How to complete this task: Your answer must be an exact copy of the listing below.

Top of Given information

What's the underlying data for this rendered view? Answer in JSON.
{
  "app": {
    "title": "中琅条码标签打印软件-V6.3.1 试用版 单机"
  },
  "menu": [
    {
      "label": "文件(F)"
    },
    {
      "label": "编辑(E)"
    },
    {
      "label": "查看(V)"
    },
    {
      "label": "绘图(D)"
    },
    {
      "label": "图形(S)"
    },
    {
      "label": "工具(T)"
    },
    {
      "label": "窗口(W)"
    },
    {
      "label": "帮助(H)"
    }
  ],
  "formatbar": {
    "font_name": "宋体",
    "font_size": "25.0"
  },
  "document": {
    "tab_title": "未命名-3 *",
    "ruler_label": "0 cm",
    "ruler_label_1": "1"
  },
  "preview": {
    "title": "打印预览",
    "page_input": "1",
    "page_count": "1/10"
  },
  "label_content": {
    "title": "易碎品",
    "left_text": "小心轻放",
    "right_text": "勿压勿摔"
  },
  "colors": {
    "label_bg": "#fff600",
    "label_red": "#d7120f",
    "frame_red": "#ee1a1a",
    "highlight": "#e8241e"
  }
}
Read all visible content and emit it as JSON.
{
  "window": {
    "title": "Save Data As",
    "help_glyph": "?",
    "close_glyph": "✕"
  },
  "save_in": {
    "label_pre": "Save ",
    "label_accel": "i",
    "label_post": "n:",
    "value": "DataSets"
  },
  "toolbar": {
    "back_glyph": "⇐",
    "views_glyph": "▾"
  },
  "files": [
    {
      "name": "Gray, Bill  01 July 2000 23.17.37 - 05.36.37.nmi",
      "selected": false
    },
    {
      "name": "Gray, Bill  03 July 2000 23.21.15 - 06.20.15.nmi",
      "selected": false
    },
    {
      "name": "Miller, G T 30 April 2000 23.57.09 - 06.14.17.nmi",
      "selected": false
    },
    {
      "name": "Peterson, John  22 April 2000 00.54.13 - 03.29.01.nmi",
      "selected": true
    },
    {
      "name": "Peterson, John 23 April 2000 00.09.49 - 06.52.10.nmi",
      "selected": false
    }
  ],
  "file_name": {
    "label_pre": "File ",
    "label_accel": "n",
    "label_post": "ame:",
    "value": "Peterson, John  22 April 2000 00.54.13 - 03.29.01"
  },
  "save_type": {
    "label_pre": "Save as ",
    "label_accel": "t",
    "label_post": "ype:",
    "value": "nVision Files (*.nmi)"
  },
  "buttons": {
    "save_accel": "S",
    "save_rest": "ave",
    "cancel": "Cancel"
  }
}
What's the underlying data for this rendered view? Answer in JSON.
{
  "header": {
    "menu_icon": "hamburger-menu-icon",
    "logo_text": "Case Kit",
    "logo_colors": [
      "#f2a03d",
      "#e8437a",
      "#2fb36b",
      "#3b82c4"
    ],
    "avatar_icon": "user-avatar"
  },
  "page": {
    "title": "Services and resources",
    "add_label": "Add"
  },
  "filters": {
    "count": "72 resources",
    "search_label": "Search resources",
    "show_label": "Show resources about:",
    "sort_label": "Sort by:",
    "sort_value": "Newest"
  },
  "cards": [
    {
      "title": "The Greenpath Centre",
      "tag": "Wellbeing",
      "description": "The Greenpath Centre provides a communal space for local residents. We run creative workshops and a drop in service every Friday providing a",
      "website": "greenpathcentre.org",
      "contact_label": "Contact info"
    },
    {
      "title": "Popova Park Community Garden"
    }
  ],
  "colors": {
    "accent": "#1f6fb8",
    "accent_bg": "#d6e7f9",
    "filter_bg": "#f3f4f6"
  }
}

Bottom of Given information

Written solution:
What's the underlying data for this rendered view? Answer in JSON.
{
  "app": {
    "title": "中琅条码标签打印软件-V6.3.1 试用版 单机"
  },
  "menu": [
    {
      "label": "文件(F)"
    },
    {
      "label": "编辑(E)"
    },
    {
      "label": "查看(V)"
    },
    {
      "label": "绘图(D)"
    },
    {
      "label": "图形(S)"
    },
    {
      "label": "工具(T)"
    },
    {
      "label": "窗口(W)"
    },
    {
      "label": "帮助(H)"
    }
  ],
  "formatbar": {
    "font_name": "宋体",
    "font_size": "25.0"
  },
  "document": {
    "tab_title": "未命名-3 *",
    "ruler_label": "0 cm",
    "ruler_label_1": "1"
  },
  "preview": {
    "title": "打印预览",
    "page_input": "1",
    "page_count": "1/10"
  },
  "label_content": {
    "title": "易碎品",
    "left_text": "小心轻放",
    "right_text": "勿压勿摔"
  },
  "colors": {
    "label_bg": "#fff600",
    "label_red": "#d7120f",
    "frame_red": "#ee1a1a",
    "highlight": "#e8241e"
  }
}
Read all visible content and emit it as JSON.
{
  "window": {
    "title": "Save Data As",
    "help_glyph": "?",
    "close_glyph": "✕"
  },
  "save_in": {
    "label_pre": "Save ",
    "label_accel": "i",
    "label_post": "n:",
    "value": "DataSets"
  },
  "toolbar": {
    "back_glyph": "⇐",
    "views_glyph": "▾"
  },
  "files": [
    {
      "name": "Gray, Bill  01 July 2000 23.17.37 - 05.36.37.nmi",
      "selected": false
    },
    {
      "name": "Gray, Bill  03 July 2000 23.21.15 - 06.20.15.nmi",
      "selected": false
    },
    {
      "name": "Miller, G T 30 April 2000 23.57.09 - 06.14.17.nmi",
      "selected": false
    },
    {
      "name": "Peterson, John  22 April 2000 00.54.13 - 03.29.01.nmi",
      "selected": true
    },
    {
      "name": "Peterson, John 23 April 2000 00.09.49 - 06.52.10.nmi",
      "selected": false
    }
  ],
  "file_name": {
    "label_pre": "File ",
    "label_accel": "n",
    "label_post": "ame:",
    "value": "Peterson, John  22 April 2000 00.54.13 - 03.29.01"
  },
  "save_type": {
    "label_pre": "Save as ",
    "label_accel": "t",
    "label_post": "ype:",
    "value": "nVision Files (*.nmi)"
  },
  "buttons": {
    "save_accel": "S",
    "save_rest": "ave",
    "cancel": "Cancel"
  }
}
What's the underlying data for this rendered view? Answer in JSON.
{
  "header": {
    "menu_icon": "hamburger-menu-icon",
    "logo_text": "Case Kit",
    "logo_colors": [
      "#f2a03d",
      "#e8437a",
      "#2fb36b",
      "#3b82c4"
    ],
    "avatar_icon": "user-avatar"
  },
  "page": {
    "title": "Services and resources",
    "add_label": "Add"
  },
  "filters": {
    "count": "72 resources",
    "search_label": "Search resources",
    "show_label": "Show resources about:",
    "sort_label": "Sort by:",
    "sort_value": "Newest"
  },
  "cards": [
    {
      "title": "The Greenpath Centre",
      "tag": "Wellbeing",
      "description": "The Greenpath Centre provides a communal space for local residents. We run creative workshops and a drop in service every Friday providing a",
      "website": "greenpathcentre.org",
      "contact_label": "Contact info"
    },
    {
      "title": "Popova Park Community Garden"
    }
  ],
  "colors": {
    "accent": "#1f6fb8",
    "accent_bg": "#d6e7f9",
    "filter_bg": "#f3f4f6"
  }
}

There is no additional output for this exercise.